The Recruiting Officer Review

The Recruiting Officer by George Farquhar has had an illustrious performance history, including being the first play performed in Australia 1789 one year after the colonialists settled in Sydney. This year, over 300 years since it was written, it returns to our stage at the Donmar Warhouse and immediately were we are immersed into the world by a fabulous and transformative use of space. Whilst remaining inherently theatrical Lucy Osborne’s design invites us to become part of the space. Beautiful and functional are two descriptions that apply to good design and her work and that of lighting designer James Farncombe are to be commended.

A definite highlight was the music that immersed this production. The combined talents of Tom Giles, Stuart Ward, Matthew Romain, Peter Manchester and Chris Grahamson made a truly wonderful performance in their own right to open the show and beautifully complemented the continuing action of the play proper.
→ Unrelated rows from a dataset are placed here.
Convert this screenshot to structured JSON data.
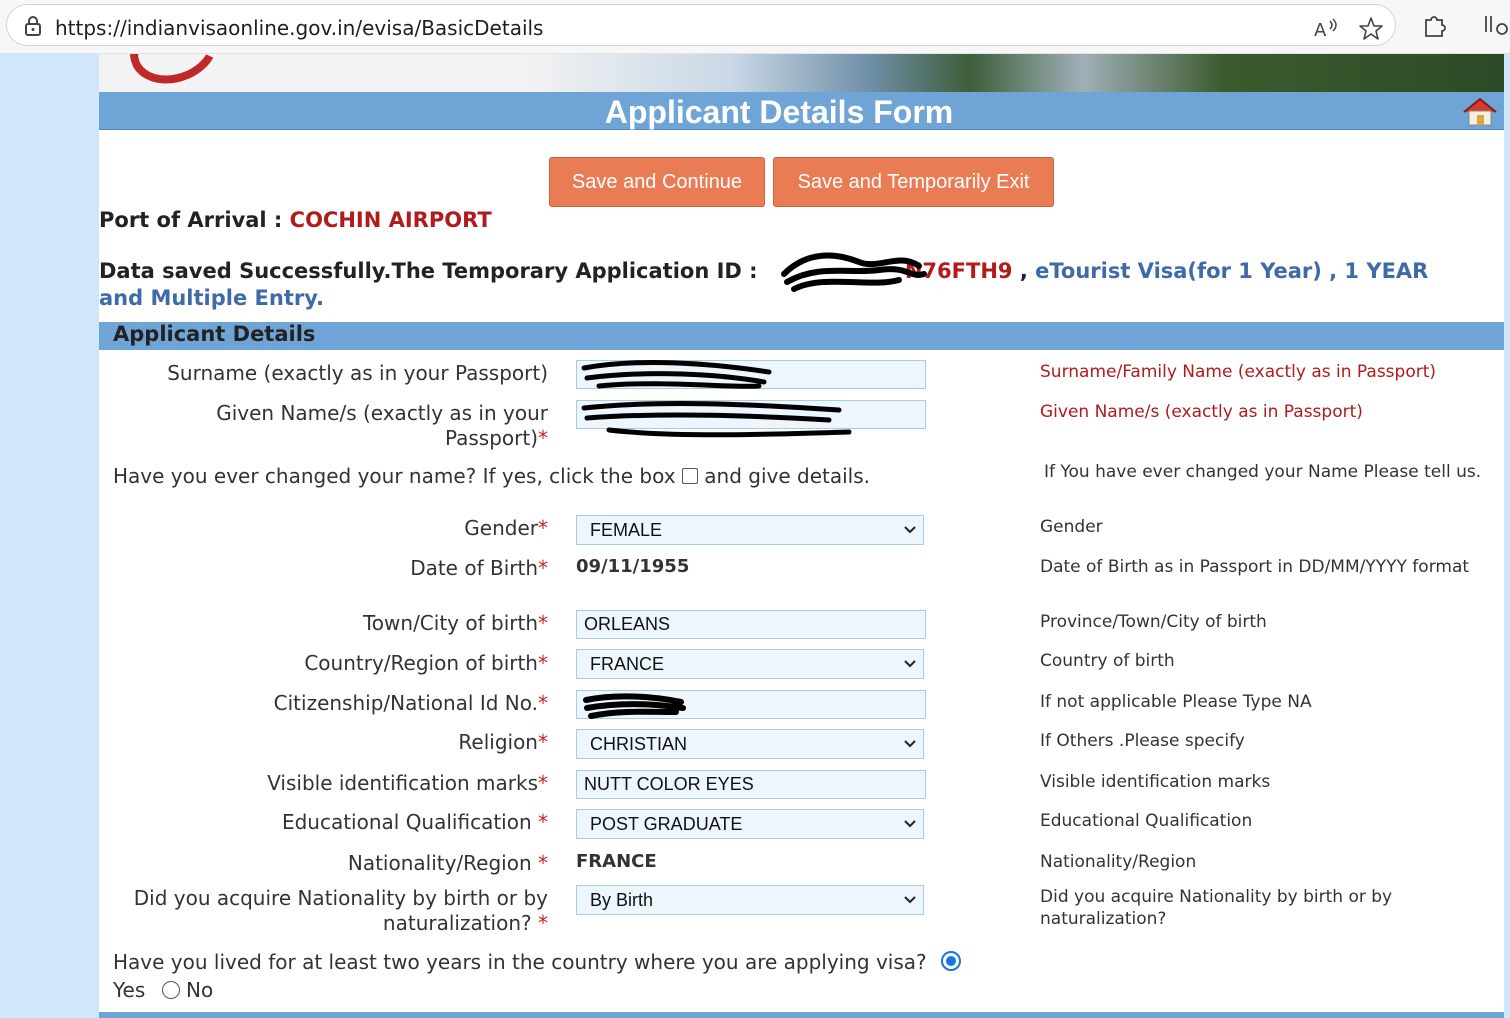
{
  "browser": {
    "url": "https://indianvisaonline.gov.in/evisa/BasicDetails"
  },
  "header": {
    "title": "Applicant Details Form"
  },
  "buttons": {
    "save_continue": "Save and Continue",
    "save_exit": "Save and Temporarily Exit"
  },
  "arrival": {
    "label": "Port of Arrival :",
    "value": "COCHIN AIRPORT"
  },
  "saved_message": {
    "prefix": "Data saved Successfully.The Temporary Application ID :",
    "app_id_visible": "N76FTH9",
    "separator": ",",
    "visa_type": "eTourist Visa(for 1 Year) , 1 YEAR",
    "visa_entry": "and Multiple Entry."
  },
  "section": {
    "title": "Applicant Details"
  },
  "form": {
    "surname": {
      "label": "Surname (exactly as in your Passport)",
      "hint": "Surname/Family Name (exactly as in Passport)"
    },
    "given": {
      "label_line1": "Given Name/s (exactly as in your",
      "label_line2": "Passport)",
      "hint": "Given Name/s (exactly as in Passport)"
    },
    "name_change": {
      "text_before": "Have you ever changed your name? If yes, click the box",
      "text_after": "and give details.",
      "hint": "If You have ever changed your Name Please tell us."
    },
    "gender": {
      "label": "Gender",
      "value": "FEMALE",
      "hint": "Gender"
    },
    "dob": {
      "label": "Date of Birth",
      "value": "09/11/1955",
      "hint": "Date of Birth as in Passport in DD/MM/YYYY format"
    },
    "town": {
      "label": "Town/City of birth",
      "value": "ORLEANS",
      "hint": "Province/Town/City of birth"
    },
    "country": {
      "label": "Country/Region of birth",
      "value": "FRANCE",
      "hint": "Country of birth"
    },
    "national_id": {
      "label": "Citizenship/National Id No.",
      "hint": "If not applicable Please Type NA"
    },
    "religion": {
      "label": "Religion",
      "value": "CHRISTIAN",
      "hint": "If Others .Please specify"
    },
    "marks": {
      "label": "Visible identification marks",
      "value": "NUTT COLOR EYES",
      "hint": "Visible identification marks"
    },
    "education": {
      "label": "Educational Qualification ",
      "value": "POST GRADUATE",
      "hint": "Educational Qualification"
    },
    "nationality": {
      "label": "Nationality/Region ",
      "value": "FRANCE",
      "hint": "Nationality/Region"
    },
    "acquire": {
      "label_line1": "Did you acquire Nationality by birth or by",
      "label_line2": "naturalization? ",
      "value": "By Birth",
      "hint": "Did you acquire Nationality by birth or by naturalization?"
    },
    "lived": {
      "question": "Have you lived for at least two years in the country where you are applying visa?",
      "yes": "Yes",
      "no": "No"
    }
  },
  "required_mark": "*"
}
Live music is best incorporated into a performance rather than tacked on as a afterthought and The Recruiting Officer demonstrated just how effective it can be in both creating a world and layering a text. This was a strong decision from director Josie Rourke to use traditional and composed music by Michael Bruce and it paid off handsomely.

Despite being a play that that is plotted around a woman’s dilemma; The Recruiting Officer is strictly a lad’s play. The fun here is not in the determination of the woman to follow her love into the army – it is all about the officers themselves. Indeed the action turns on their loves, their loyalties and ultimately forging the best possible path through their circumstance.

The female roles in this drama were doled out in a predictable fashion as either conniving, stupid or naïve. Or all three! Whereas the male roles were much more complex, interesting and fun, no wonder we spend so much more time with them on stage. This is a feature common to a lot of Restoration Comedy; it isn’t an issue that only affects this play. The core dramatic incident of the plot doesn’t even occur on stage – we are not with Silvia as she decides to don her dead brother’s clothes and join up to her lover’s regiment to see both what he is really like and to find a way of spending her life with him in spite of her father’s wishes. We just witness the bloke-y reactions to this new upstart that on the Captains' recruiting ground. 

Luckily being superbly performed and directed gave vitality to the women that could have quite easily been completely absent. Rachael Stirling as Melinda was frustratingly hilarious; Nancy Carroll played the straight Silvia with quiet determination; the ladies maid Lucy played by Kathryn Drysdale was coy and yet incited great pathos and Aimeé-Ffion Edwards joyously cavorted through the play as Rose.

With much more to dig into the lads were reliably wonderful. We laughed along with the cheeky manipulative Mackenzie Crook as Sergeant Kite; tittered at the lovelorn despair of Mr. Worthy played by Nicholas Burns and giggled Gawn Granger as the delightfully indulgent and well-meaning Justice Balance. The actual recruiting officers themselves the dashing Captain Plume (Tobias Menzies) who is after Silvia and the dandy Captain Brazen (Mark Gatsiss) who has his sights set on Mr. Worthy’s Melinda have great presence and at times in their company it is easy to understand why the author preferred them to the female characters he had written.

Overall The Recruiting Officer was an energetic ensemble performance that at times slipped into broad farce but never totally descended into it. Neither the playwright or the director let us forget the context behind the fun and as we left the theatre there was little doubt that the recruited men would actually travel over the hills and far away to war and most would not return.

The current season has just finished at the Donmar Theatre but fingers crossed for a tour of this production.